TASK REQUIREMENTS: Pictures are to be omitted, and every entry below is to be restated exactly.

EXERCISE DATA:
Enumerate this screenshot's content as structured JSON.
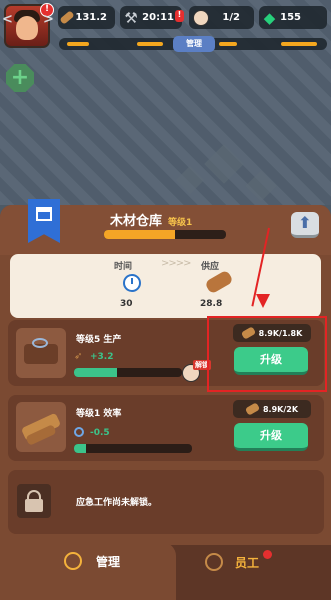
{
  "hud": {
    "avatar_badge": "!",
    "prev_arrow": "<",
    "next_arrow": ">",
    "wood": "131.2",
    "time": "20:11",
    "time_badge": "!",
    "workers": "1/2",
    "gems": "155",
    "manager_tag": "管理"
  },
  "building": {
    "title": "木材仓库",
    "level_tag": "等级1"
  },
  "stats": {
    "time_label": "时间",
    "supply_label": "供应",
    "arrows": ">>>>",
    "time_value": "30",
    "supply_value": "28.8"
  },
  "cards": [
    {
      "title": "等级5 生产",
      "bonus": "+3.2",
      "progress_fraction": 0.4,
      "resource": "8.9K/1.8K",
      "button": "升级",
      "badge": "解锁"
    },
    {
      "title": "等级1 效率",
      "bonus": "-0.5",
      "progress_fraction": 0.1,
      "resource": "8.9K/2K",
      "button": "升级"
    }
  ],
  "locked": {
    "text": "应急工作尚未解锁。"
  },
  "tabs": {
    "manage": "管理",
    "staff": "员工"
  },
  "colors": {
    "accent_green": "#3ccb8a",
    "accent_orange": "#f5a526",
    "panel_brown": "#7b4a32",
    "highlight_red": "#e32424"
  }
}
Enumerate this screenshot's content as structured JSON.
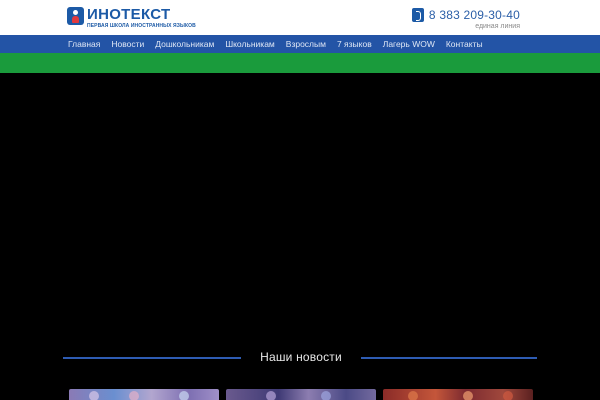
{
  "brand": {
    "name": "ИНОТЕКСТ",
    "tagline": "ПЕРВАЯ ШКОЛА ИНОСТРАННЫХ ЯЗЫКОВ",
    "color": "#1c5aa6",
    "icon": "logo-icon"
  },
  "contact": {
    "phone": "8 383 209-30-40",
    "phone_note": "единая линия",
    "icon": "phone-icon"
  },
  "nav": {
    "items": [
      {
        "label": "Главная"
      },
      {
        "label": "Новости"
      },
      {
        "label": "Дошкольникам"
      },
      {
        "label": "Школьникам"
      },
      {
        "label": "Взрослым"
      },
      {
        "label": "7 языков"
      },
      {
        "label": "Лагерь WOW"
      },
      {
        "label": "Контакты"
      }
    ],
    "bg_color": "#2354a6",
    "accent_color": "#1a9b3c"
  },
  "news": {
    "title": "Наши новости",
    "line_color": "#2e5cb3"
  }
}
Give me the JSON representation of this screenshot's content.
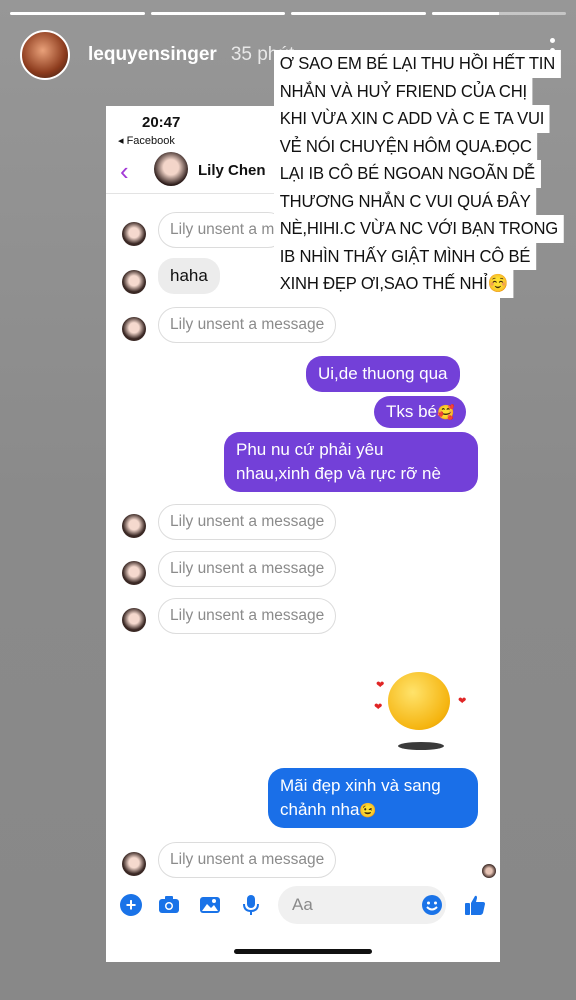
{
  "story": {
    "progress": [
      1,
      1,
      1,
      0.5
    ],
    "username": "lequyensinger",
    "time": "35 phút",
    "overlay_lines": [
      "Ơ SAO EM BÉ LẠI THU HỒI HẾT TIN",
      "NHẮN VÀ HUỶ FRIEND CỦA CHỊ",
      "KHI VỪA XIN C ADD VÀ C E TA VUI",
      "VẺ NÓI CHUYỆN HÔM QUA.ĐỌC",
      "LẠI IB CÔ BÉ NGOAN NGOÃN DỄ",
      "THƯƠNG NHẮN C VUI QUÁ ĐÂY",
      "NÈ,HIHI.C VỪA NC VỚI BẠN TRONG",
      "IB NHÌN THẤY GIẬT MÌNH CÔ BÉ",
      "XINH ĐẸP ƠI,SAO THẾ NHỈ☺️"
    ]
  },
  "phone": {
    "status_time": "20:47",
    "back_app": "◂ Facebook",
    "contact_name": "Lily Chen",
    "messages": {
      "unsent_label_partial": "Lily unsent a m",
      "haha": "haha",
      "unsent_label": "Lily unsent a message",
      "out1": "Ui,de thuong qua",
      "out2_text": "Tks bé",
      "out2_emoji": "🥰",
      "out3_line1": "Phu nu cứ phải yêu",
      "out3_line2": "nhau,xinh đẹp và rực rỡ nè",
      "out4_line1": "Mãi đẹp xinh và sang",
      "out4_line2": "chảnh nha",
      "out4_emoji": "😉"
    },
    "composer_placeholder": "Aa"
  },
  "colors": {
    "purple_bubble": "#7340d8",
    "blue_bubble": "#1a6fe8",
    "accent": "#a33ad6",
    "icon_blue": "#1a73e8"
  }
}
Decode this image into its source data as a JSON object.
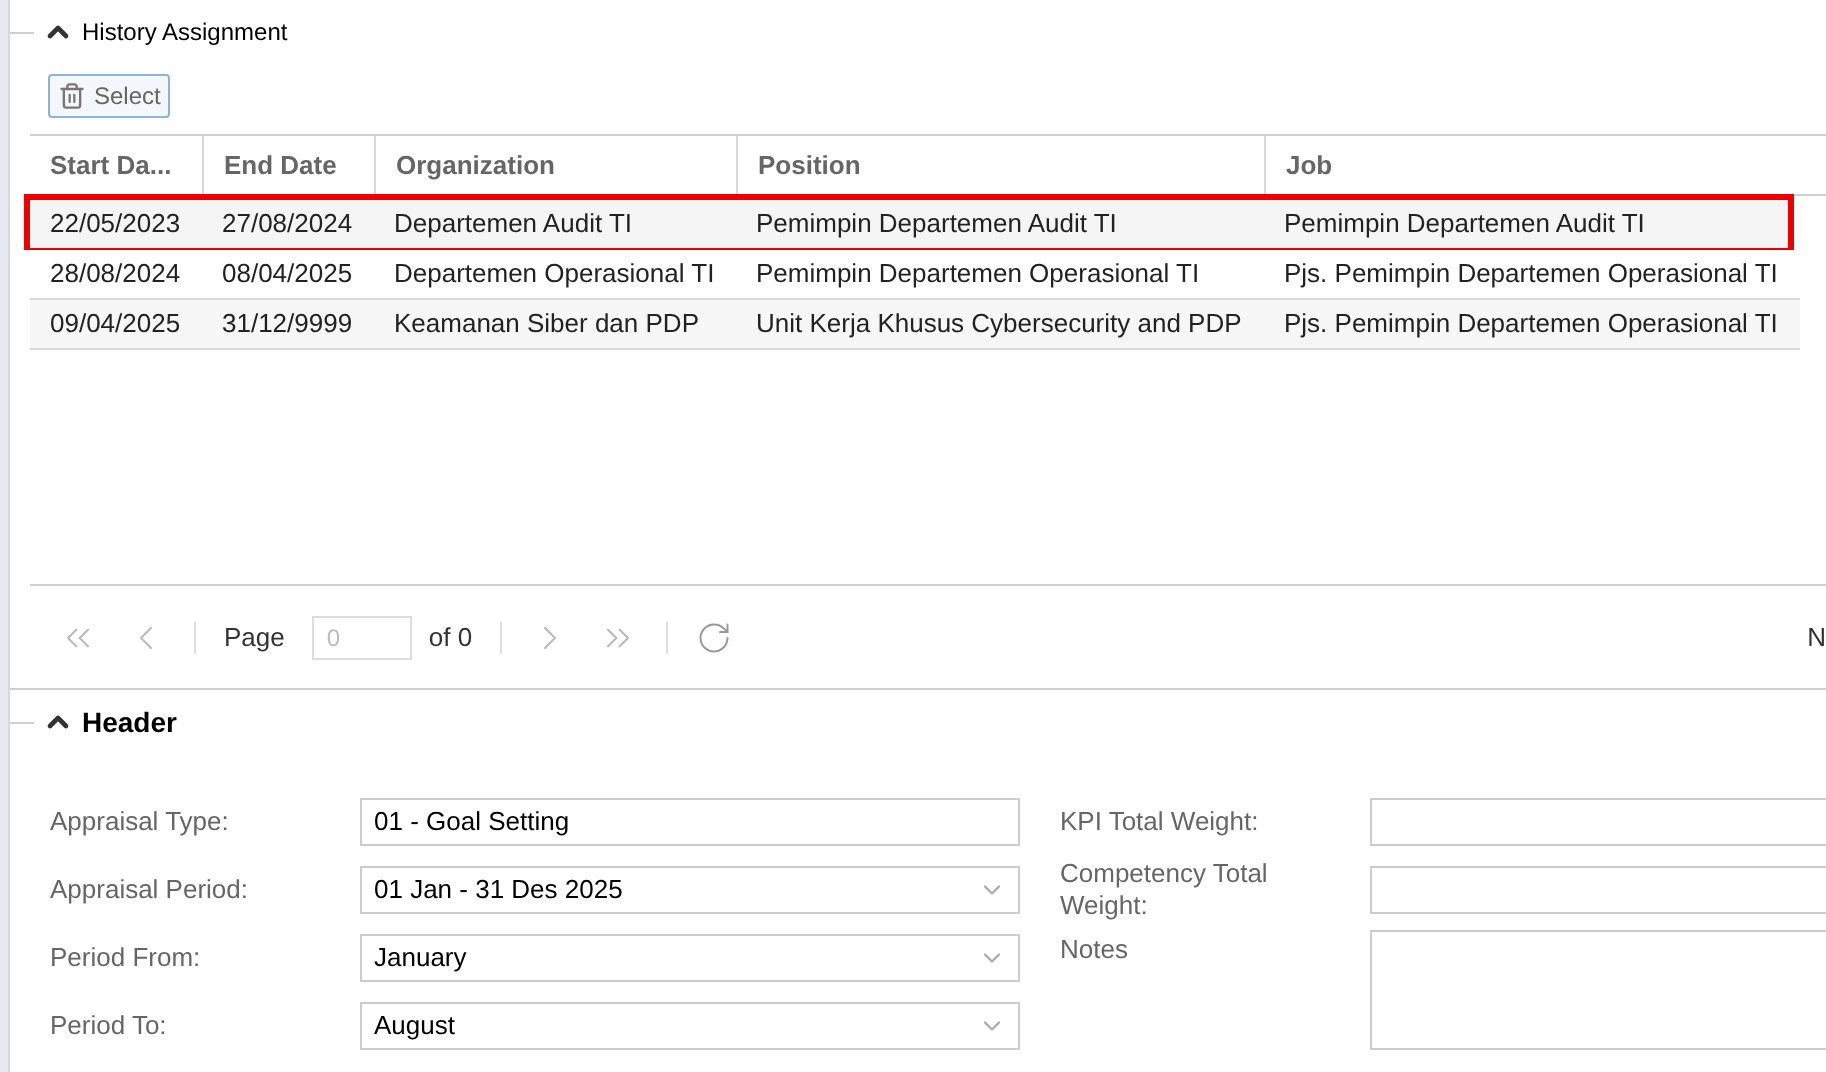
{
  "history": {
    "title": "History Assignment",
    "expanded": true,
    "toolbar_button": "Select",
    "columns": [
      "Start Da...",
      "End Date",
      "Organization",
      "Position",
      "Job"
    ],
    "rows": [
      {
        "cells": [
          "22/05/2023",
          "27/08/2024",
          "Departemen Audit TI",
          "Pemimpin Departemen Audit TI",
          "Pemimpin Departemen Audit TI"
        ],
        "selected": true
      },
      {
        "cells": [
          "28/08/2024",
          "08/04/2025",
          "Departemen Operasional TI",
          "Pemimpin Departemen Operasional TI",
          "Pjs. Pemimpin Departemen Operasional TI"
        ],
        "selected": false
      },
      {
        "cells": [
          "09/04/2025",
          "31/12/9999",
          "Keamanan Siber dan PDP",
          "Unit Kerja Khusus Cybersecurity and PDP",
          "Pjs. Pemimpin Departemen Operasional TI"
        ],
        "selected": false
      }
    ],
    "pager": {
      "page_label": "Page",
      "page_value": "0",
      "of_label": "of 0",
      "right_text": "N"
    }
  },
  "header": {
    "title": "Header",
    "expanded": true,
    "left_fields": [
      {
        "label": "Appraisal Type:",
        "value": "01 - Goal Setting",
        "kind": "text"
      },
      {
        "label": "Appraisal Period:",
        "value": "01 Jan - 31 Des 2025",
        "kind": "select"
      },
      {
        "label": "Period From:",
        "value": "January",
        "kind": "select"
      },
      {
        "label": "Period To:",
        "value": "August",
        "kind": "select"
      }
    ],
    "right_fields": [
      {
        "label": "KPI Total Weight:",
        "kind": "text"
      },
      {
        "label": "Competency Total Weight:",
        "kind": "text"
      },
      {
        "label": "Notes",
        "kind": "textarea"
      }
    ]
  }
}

ANSWER FOR THIS EXERCISE:
Enumerate this screenshot's content as structured JSON.
{
  "hud": {
    "avatar_badge": "!",
    "prev_arrow": "<",
    "next_arrow": ">",
    "wood": "131.2",
    "time": "20:11",
    "time_badge": "!",
    "workers": "1/2",
    "gems": "155",
    "manager_tag": "管理"
  },
  "building": {
    "title": "木材仓库",
    "level_tag": "等级1"
  },
  "stats": {
    "time_label": "时间",
    "supply_label": "供应",
    "arrows": ">>>>",
    "time_value": "30",
    "supply_value": "28.8"
  },
  "cards": [
    {
      "title": "等级5 生产",
      "bonus": "+3.2",
      "progress_fraction": 0.4,
      "resource": "8.9K/1.8K",
      "button": "升级",
      "badge": "解锁"
    },
    {
      "title": "等级1 效率",
      "bonus": "-0.5",
      "progress_fraction": 0.1,
      "resource": "8.9K/2K",
      "button": "升级"
    }
  ],
  "locked": {
    "text": "应急工作尚未解锁。"
  },
  "tabs": {
    "manage": "管理",
    "staff": "员工"
  },
  "colors": {
    "accent_green": "#3ccb8a",
    "accent_orange": "#f5a526",
    "panel_brown": "#7b4a32",
    "highlight_red": "#e32424"
  }
}
Enumerate this screenshot's content as structured JSON.
{
  "brand": {
    "name": "ИНОТЕКСТ",
    "tagline": "ПЕРВАЯ ШКОЛА ИНОСТРАННЫХ ЯЗЫКОВ",
    "color": "#1c5aa6",
    "icon": "logo-icon"
  },
  "contact": {
    "phone": "8 383 209-30-40",
    "phone_note": "единая линия",
    "icon": "phone-icon"
  },
  "nav": {
    "items": [
      {
        "label": "Главная"
      },
      {
        "label": "Новости"
      },
      {
        "label": "Дошкольникам"
      },
      {
        "label": "Школьникам"
      },
      {
        "label": "Взрослым"
      },
      {
        "label": "7 языков"
      },
      {
        "label": "Лагерь WOW"
      },
      {
        "label": "Контакты"
      }
    ],
    "bg_color": "#2354a6",
    "accent_color": "#1a9b3c"
  },
  "news": {
    "title": "Наши новости",
    "line_color": "#2e5cb3"
  }
}
Give me the JSON representation of this screenshot's content.
{
  "story": {
    "progress": [
      1,
      1,
      1,
      0.5
    ],
    "username": "lequyensinger",
    "time": "35 phút",
    "overlay_lines": [
      "Ơ SAO EM BÉ LẠI THU HỒI HẾT TIN",
      "NHẮN VÀ HUỶ FRIEND CỦA CHỊ",
      "KHI VỪA XIN C ADD VÀ C E TA VUI",
      "VẺ NÓI CHUYỆN HÔM QUA.ĐỌC",
      "LẠI IB CÔ BÉ NGOAN NGOÃN DỄ",
      "THƯƠNG NHẮN C VUI QUÁ ĐÂY",
      "NÈ,HIHI.C VỪA NC VỚI BẠN TRONG",
      "IB NHÌN THẤY GIẬT MÌNH CÔ BÉ",
      "XINH ĐẸP ƠI,SAO THẾ NHỈ☺️"
    ]
  },
  "phone": {
    "status_time": "20:47",
    "back_app": "◂ Facebook",
    "contact_name": "Lily Chen",
    "messages": {
      "unsent_label_partial": "Lily unsent a m",
      "haha": "haha",
      "unsent_label": "Lily unsent a message",
      "out1": "Ui,de thuong qua",
      "out2_text": "Tks bé",
      "out2_emoji": "🥰",
      "out3_line1": "Phu nu cứ phải yêu",
      "out3_line2": "nhau,xinh đẹp và rực rỡ nè",
      "out4_line1": "Mãi đẹp xinh và sang",
      "out4_line2": "chảnh nha",
      "out4_emoji": "😉"
    },
    "composer_placeholder": "Aa"
  },
  "colors": {
    "purple_bubble": "#7340d8",
    "blue_bubble": "#1a6fe8",
    "accent": "#a33ad6",
    "icon_blue": "#1a73e8"
  }
}
Decode this image into its source data as a JSON object.
{
  "history": {
    "title": "History Assignment",
    "expanded": true,
    "toolbar_button": "Select",
    "columns": [
      "Start Da...",
      "End Date",
      "Organization",
      "Position",
      "Job"
    ],
    "rows": [
      {
        "cells": [
          "22/05/2023",
          "27/08/2024",
          "Departemen Audit TI",
          "Pemimpin Departemen Audit TI",
          "Pemimpin Departemen Audit TI"
        ],
        "selected": true
      },
      {
        "cells": [
          "28/08/2024",
          "08/04/2025",
          "Departemen Operasional TI",
          "Pemimpin Departemen Operasional TI",
          "Pjs. Pemimpin Departemen Operasional TI"
        ],
        "selected": false
      },
      {
        "cells": [
          "09/04/2025",
          "31/12/9999",
          "Keamanan Siber dan PDP",
          "Unit Kerja Khusus Cybersecurity and PDP",
          "Pjs. Pemimpin Departemen Operasional TI"
        ],
        "selected": false
      }
    ],
    "pager": {
      "page_label": "Page",
      "page_value": "0",
      "of_label": "of 0",
      "right_text": "N"
    }
  },
  "header": {
    "title": "Header",
    "expanded": true,
    "left_fields": [
      {
        "label": "Appraisal Type:",
        "value": "01 - Goal Setting",
        "kind": "text"
      },
      {
        "label": "Appraisal Period:",
        "value": "01 Jan - 31 Des 2025",
        "kind": "select"
      },
      {
        "label": "Period From:",
        "value": "January",
        "kind": "select"
      },
      {
        "label": "Period To:",
        "value": "August",
        "kind": "select"
      }
    ],
    "right_fields": [
      {
        "label": "KPI Total Weight:",
        "kind": "text"
      },
      {
        "label": "Competency Total Weight:",
        "kind": "text"
      },
      {
        "label": "Notes",
        "kind": "textarea"
      }
    ]
  }
}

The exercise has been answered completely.